    We’ll do our own durability testing once we buy the phones, submitting them to our rigorous tumbler (in both the open and closed positions). For now, I’ll just say that the hinge did feel sturdy to me, enough to unfold the phone to various angles and hold those positions.

    Samsung once again installed a 4,400-mAh battery in the Fold. In CR’s tests a year ago, the battery in the Fold3 clocked in at 25.5 hours—enough for at least a full day of use but still on the shorter side compared with the competition.

    The Fold4 has the same cameras found on Samsung’s flagship Galaxy S22 and S22+ models: a 50-megapixel main wide camera, 12-megapixel ultrawide camera, and 10-megapixel telephoto camera with 3X optical zoom.
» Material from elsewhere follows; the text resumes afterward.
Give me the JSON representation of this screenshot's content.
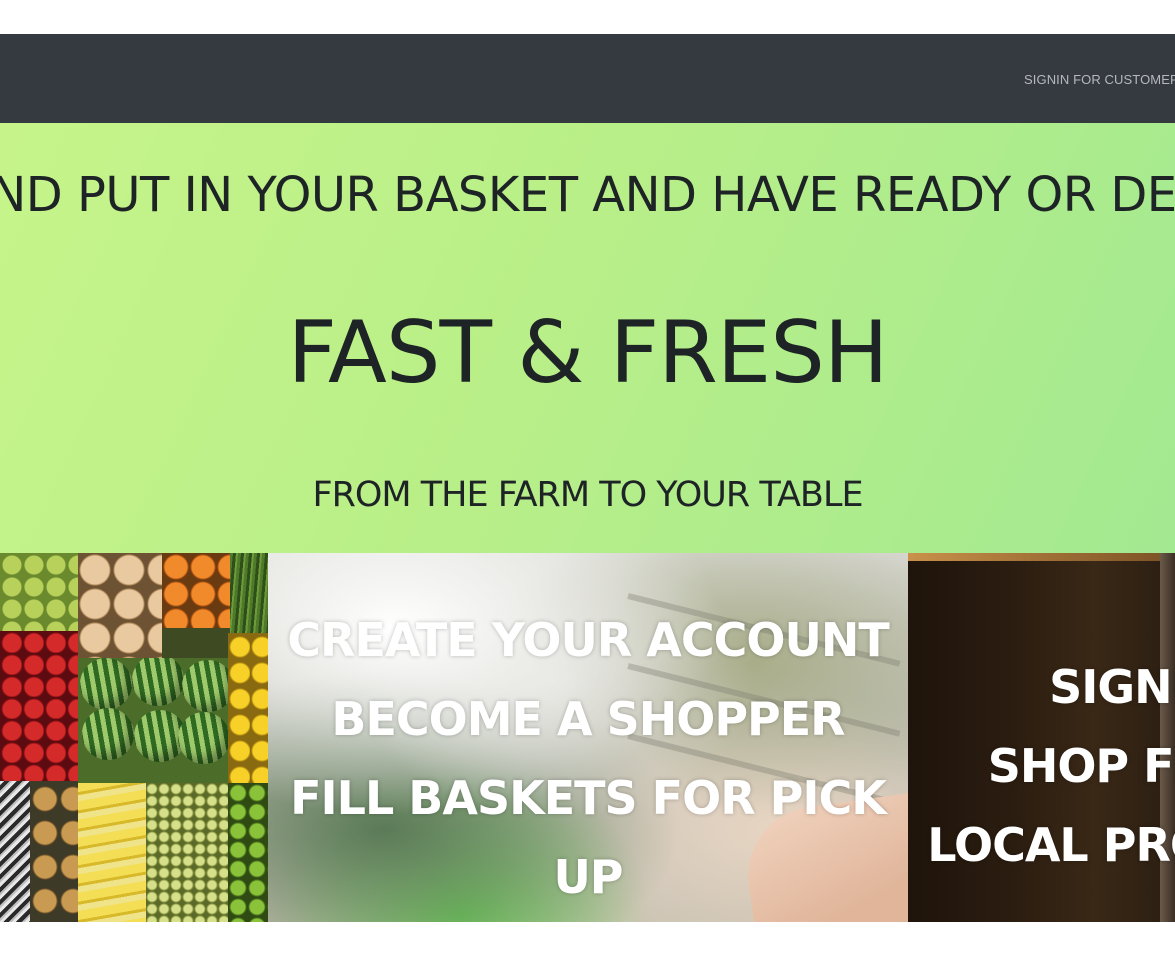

Last year’s triple-rear-camera system was 12 megapixels across the board. The Fold4 has a 10-megapixel selfie camera.

    What can you do with all that? Here are two quick examples: photos I took with the phone at an evening concert. Norah Jones was about 100 feet away from me, but I got what I think are decent zoomed-in shots despite the poor lighting conditions and lack of a tripod.
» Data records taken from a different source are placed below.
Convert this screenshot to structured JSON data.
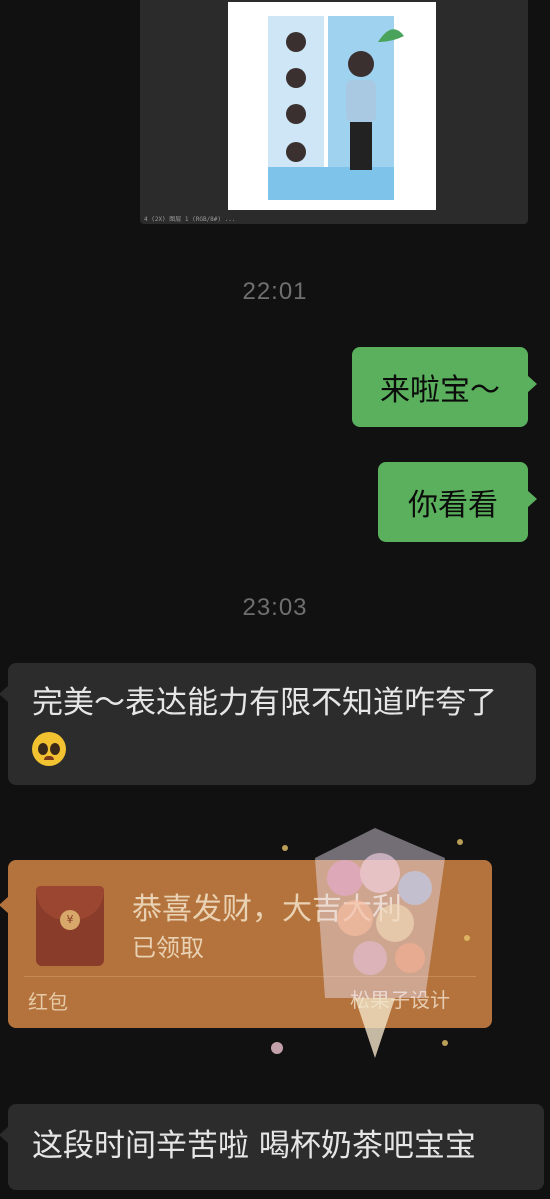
{
  "image_message": {
    "caption": "4 (2X) 图层 1 (RGB/8#) ..."
  },
  "timestamps": [
    "22:01",
    "23:03"
  ],
  "outgoing": [
    {
      "text": "来啦宝～"
    },
    {
      "text": "你看看"
    }
  ],
  "incoming_1": {
    "text": "完美～表达能力有限不知道咋夸了"
  },
  "red_packet": {
    "title": "恭喜发财，大吉大利",
    "status": "已领取",
    "footer": "红包",
    "watermark": "松果子设计",
    "envelope_symbol": "¥"
  },
  "incoming_2": {
    "text": "这段时间辛苦啦 喝杯奶茶吧宝宝"
  },
  "colors": {
    "bg": "#111111",
    "outgoing": "#5ab05c",
    "incoming": "#2c2c2c",
    "red_packet": "#b4733c"
  }
}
    split showing 2 images of an outdoor concert with a pulled back shot of the venue and close up of the performer on stage
    With the Fold4's zoom (right), you can get a closer look at Nora Jones on stage, even at night.
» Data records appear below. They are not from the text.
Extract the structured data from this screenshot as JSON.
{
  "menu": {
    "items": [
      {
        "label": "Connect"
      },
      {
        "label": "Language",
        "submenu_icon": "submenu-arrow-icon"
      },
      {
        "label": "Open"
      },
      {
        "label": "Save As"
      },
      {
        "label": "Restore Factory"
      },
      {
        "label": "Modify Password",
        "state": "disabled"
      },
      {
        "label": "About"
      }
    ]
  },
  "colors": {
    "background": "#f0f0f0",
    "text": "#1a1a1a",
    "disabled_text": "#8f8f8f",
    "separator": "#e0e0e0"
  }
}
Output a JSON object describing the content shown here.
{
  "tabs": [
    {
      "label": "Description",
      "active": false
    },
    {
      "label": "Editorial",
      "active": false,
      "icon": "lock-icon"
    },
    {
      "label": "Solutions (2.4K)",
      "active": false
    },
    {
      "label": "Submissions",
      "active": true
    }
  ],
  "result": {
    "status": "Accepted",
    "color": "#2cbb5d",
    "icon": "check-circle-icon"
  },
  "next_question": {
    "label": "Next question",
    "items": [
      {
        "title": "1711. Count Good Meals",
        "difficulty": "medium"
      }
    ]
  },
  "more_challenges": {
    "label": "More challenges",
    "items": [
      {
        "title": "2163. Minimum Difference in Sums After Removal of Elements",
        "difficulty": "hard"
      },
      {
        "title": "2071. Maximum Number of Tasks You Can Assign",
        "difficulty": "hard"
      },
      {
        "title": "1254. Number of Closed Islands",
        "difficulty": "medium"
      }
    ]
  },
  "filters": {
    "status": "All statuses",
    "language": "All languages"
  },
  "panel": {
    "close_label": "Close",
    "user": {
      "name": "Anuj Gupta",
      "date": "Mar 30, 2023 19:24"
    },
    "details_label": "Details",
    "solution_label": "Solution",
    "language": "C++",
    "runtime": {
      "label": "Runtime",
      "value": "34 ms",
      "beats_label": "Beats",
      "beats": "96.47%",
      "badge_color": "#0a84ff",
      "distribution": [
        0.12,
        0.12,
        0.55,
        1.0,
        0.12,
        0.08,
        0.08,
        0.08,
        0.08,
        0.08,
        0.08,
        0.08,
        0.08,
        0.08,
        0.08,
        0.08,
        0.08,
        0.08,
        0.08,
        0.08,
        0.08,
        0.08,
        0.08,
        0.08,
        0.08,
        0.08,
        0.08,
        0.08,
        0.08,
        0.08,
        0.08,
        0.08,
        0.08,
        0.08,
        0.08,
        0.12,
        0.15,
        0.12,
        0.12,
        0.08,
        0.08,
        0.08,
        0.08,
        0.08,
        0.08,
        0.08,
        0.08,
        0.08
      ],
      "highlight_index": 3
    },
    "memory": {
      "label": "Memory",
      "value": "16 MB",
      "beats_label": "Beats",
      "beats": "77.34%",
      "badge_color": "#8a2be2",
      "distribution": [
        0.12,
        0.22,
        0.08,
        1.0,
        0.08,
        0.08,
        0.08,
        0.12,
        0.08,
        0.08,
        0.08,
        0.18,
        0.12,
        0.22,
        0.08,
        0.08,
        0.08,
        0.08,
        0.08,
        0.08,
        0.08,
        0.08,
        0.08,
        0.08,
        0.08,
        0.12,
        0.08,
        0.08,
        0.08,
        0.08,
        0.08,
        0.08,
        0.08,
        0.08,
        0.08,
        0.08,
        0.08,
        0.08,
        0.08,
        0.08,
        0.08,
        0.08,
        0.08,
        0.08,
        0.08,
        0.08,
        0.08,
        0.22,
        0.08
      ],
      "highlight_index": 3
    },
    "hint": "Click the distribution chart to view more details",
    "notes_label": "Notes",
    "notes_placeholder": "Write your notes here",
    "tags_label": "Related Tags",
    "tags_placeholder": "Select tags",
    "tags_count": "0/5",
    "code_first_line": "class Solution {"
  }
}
    Photos: Melanie Pinola/Consumer Reports Photos: Melanie Pinola/Consumer Reports

    In better lighting conditions, I was able to take shots that rival the ones snapped on my Samsung Galaxy S21 Ultra.

    Should You Buy a Flip4 or a Fold4?

    As someone who thinks about, uses, and reviews smartphones on a daily basis, I admit that choosing a model these days can be kind of boring. Aside from small differences in specs and software capabilities, they all do the same thing, more or less. 

    But the Galaxy Flip4 and Fold4 now represent a clear step forward, with camera, battery, and durability improvements for both this year. Folding and unfolding the phones is a joyful experience you might not expect when looking at photos of the devices. You’re interacting with the phone in a whole new way, doubling the screen real estate with what seems like a sleight of hand. 

    When I showed my daughter and husband the phones, they immediately said, “I want one.” (Note to self: Stop giving the family a sneak peek at shiny new devices.)

    This is a good time to confess that I am the sort of person who would buy a Fold4. At least, I used to be. My first smartphone, way back in 1998, was the Nokia 9100 Communicator, a bricklike clamshell model with a physical QWERTY keyboard and a monochrome LCD display. It was super-advanced for the time (you could send a fax from it, browse the web at a snail’s pace!) and mighty expensive, too, at about $900.

    The Fold4 reminds me of that phone—impressive though perhaps still ahead of its time. It could certainly make me more productive, tackling tasks once reserved for the laptop or tablet left behind in my home. But it’s expensive. You need a bag to carry it. And if you want to use it with an S Pen, you have to buy the stylus separately and make sure you don’t lose it.

    Over the course of my evaluation, though, I found myself reaching again and again for the Flip4 instead of the Fold4 or even my Galaxy S21 Ultra. The compact size just felt right, open or closed. I’m at the point in my life where downsizing is very appealing.

    That’s not to say the $1,000 gadget isn’t lacking some of the premium features found in other phones in this price range. The iPhone 13 Pro, $1,000, and Galaxy S22+, $1,050, both have a telephoto lens and larger batteries. Of course, they can’t fold into a neat square.

    Should you buy one of these folding phones? That’s up to you. As for me, I’m sold—well, just about. I’ll wait on CR’s test results before I rush out and buy one, but just to be safe I’ve already registered on Samsung’s site to snag a $100 preorder credit.


    Headshot of CR author Melanie Pinola

    Melanie Pinola

    As a service journalist, my goal is to help people get the most out of their technology and other tools. Prior to joining CR, my work appeared online and in print for publications including The New York Times, Wirecutter, Lifehacker, Popular Mechanics, and PCWorld. When I'm not researching or writing, I'm playing video games with my family, testing new recipes, or chasing the puppy. Feel free to reach me on Twitter (@melaniepinola).